- Estate agent’s fee (usually between 1% to 3% of the sale price plus 20% VAT)
- Mortgage and valuation fees (usually £2,000+)
- Stamp Duty (you don’t pay Stamp Duty on the first £300,000 for properties worth up to £500,000, but after that, you have to pay a percentage of the property price. Money Advice Service have a handy calculator for this.)
Make sure you’ve factored these into your house-buying budget before you pull the trigger! Noe:Facts and figures all taken from Money Advice Service.
Step #4: Budget for after you’ve bought your first home
When you’re working out how to buy your first home, you’re probably focusing on everything up to the moment you get the keys in your hand and open your door for the first time. However, the banks and mortgage lenders think beyond that point, so it’s a good idea to prepare for after you’ve completed too. As a first-time home buyer, the single most important thing to consider is whether you can afford the mortgage repayments. Not only will it help you avoid any sticky situations, but it’ll help you sail through the strict affordability checks that lenders do before you’re approved for a mortgage.
Side note: lenders also ‘stress test’ your income and savings to make sure you can afford the mortgage if you lose a job, fall ill or have a child. Make sure you have everything on hand to show them, including:
- Evidence of debts and outgoings (household bills, subscriptions, etc.)
- Evidence of other costs (clothing, childcare and travel, etc.)
- Proof of income (payslips and bank statements if you’re employed, tax returns from the past two years if you are self-employed)
Step #5: If you’re struggling to save a deposit, explore any other options
Sometimes, no matter how much you save, life gets in the way and you can’t get a deposit together. If that happens, don’t give up. There are still ways to work out how to buy your first home and a guarantor mortgage is one of those options.
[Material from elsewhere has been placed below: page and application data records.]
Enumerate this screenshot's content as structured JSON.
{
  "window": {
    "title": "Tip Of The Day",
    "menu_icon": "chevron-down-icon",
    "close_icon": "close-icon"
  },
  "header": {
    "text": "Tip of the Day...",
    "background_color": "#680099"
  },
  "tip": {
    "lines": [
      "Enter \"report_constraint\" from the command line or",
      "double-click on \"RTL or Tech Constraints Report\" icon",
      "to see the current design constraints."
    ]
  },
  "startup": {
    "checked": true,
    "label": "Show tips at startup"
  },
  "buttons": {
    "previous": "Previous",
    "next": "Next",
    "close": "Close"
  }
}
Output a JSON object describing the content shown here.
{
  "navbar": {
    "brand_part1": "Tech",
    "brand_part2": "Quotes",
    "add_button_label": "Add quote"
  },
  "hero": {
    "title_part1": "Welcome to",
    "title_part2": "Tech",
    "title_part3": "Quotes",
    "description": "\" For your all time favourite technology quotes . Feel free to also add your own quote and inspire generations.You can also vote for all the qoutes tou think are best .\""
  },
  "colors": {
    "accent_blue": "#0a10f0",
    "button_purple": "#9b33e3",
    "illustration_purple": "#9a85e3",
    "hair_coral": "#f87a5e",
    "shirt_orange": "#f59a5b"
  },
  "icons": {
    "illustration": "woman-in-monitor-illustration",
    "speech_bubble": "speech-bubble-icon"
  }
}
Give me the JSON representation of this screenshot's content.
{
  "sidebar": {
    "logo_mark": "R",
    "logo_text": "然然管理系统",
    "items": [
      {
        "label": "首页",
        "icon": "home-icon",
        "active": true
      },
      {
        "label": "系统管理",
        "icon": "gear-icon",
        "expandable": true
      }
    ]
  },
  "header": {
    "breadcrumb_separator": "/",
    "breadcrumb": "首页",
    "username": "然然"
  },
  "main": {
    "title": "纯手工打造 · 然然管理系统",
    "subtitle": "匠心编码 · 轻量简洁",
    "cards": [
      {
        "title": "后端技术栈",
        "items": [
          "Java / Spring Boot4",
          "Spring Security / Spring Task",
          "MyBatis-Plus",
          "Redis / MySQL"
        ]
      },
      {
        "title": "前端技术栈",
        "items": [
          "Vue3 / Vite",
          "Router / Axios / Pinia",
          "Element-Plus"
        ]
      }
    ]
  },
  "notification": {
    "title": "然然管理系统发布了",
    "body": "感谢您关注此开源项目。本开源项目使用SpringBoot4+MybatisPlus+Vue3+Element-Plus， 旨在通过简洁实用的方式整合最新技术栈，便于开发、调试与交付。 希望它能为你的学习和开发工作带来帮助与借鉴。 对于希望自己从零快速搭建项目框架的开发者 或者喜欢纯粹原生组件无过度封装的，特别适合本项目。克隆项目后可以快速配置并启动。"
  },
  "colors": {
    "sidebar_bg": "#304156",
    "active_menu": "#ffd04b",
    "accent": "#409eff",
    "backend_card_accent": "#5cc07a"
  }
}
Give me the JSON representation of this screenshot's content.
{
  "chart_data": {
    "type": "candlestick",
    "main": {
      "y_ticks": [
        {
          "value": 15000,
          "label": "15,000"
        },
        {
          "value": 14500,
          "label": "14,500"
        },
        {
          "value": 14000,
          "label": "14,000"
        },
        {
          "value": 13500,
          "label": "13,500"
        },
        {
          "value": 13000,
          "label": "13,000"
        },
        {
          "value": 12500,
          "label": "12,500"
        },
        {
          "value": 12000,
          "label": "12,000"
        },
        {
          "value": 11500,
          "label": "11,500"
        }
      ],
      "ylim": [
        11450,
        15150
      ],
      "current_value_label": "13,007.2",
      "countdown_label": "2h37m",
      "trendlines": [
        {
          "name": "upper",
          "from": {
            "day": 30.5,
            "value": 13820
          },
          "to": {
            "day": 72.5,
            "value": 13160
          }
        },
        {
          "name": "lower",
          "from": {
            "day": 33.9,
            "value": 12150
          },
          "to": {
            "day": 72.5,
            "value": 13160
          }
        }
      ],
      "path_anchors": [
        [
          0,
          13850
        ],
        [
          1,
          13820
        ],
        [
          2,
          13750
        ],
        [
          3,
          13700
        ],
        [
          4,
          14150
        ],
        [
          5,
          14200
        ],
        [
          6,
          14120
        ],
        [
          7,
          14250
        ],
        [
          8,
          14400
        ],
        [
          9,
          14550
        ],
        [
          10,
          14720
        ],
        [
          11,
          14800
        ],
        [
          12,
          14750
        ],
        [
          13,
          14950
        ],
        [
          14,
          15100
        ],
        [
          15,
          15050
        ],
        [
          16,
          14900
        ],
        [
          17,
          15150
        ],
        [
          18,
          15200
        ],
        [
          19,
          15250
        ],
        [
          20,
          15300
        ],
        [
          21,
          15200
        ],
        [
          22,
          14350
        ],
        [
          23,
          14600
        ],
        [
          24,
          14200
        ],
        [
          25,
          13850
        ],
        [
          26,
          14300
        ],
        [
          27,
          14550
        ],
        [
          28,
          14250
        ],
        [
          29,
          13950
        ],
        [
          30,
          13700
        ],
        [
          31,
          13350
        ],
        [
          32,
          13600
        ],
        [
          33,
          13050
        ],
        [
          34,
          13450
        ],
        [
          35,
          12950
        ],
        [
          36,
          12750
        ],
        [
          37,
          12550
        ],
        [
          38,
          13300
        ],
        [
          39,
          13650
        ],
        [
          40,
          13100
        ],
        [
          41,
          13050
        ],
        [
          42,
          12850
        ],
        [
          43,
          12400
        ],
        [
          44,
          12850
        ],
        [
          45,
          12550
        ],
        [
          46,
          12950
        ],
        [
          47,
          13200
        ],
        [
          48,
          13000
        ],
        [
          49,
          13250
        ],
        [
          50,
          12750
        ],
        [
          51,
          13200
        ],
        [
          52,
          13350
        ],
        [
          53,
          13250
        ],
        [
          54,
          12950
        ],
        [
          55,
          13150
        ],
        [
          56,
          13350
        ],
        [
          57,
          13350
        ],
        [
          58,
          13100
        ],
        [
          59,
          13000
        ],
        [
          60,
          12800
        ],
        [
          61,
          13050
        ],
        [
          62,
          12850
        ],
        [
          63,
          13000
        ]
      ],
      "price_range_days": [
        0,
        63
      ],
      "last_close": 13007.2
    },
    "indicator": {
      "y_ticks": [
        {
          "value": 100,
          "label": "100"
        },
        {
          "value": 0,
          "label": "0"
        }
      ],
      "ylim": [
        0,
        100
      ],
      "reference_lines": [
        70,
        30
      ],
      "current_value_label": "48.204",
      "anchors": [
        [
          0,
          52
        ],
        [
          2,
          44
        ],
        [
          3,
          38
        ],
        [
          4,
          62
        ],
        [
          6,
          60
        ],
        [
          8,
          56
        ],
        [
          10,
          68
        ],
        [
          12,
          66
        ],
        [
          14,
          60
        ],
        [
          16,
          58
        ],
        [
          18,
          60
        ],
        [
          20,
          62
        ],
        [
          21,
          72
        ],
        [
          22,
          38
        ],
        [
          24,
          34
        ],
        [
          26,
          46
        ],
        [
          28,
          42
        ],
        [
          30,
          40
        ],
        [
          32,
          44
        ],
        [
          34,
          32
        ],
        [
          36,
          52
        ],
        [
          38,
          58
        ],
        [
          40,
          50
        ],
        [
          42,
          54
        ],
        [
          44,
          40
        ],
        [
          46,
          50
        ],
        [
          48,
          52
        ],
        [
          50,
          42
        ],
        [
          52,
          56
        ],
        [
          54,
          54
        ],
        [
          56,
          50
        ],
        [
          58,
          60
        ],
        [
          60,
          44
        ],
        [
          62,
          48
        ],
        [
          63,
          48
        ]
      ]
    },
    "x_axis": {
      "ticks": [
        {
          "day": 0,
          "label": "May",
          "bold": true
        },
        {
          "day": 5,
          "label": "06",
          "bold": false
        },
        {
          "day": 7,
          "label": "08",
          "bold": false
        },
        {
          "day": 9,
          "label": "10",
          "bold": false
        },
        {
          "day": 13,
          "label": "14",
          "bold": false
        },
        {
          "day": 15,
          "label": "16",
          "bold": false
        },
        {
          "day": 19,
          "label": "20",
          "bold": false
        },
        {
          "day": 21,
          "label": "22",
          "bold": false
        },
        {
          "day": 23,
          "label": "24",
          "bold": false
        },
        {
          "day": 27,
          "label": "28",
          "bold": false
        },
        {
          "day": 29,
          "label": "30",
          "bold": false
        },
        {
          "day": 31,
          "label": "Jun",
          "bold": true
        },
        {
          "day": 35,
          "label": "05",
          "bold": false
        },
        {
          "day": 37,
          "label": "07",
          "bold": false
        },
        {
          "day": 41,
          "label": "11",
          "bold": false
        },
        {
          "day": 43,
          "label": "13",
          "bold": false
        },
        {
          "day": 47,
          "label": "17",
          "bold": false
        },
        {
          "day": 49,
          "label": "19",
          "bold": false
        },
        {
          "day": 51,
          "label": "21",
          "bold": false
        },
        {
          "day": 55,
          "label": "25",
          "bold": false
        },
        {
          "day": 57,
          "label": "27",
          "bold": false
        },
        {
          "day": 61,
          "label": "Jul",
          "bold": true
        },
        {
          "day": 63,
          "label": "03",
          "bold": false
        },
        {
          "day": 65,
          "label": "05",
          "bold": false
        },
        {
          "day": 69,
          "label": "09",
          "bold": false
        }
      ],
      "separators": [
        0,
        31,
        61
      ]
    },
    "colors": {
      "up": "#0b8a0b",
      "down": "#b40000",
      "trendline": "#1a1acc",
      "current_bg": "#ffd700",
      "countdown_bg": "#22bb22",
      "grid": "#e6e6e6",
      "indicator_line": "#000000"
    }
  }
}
Just like guarantor loans, a guarantor mortgage works off the principle that having somebody guarantee your mortgage makes you a more appealing candidate. In other words, if a parent, guardian or close relative agrees to be responsible for paying the mortgage, you may still be eligible for a mortgage with a relatively small deposit.
So there you have it, our 5 steps you can take towards buying your first home!
- Author The Bamboo Team
- Posted 6 March 2019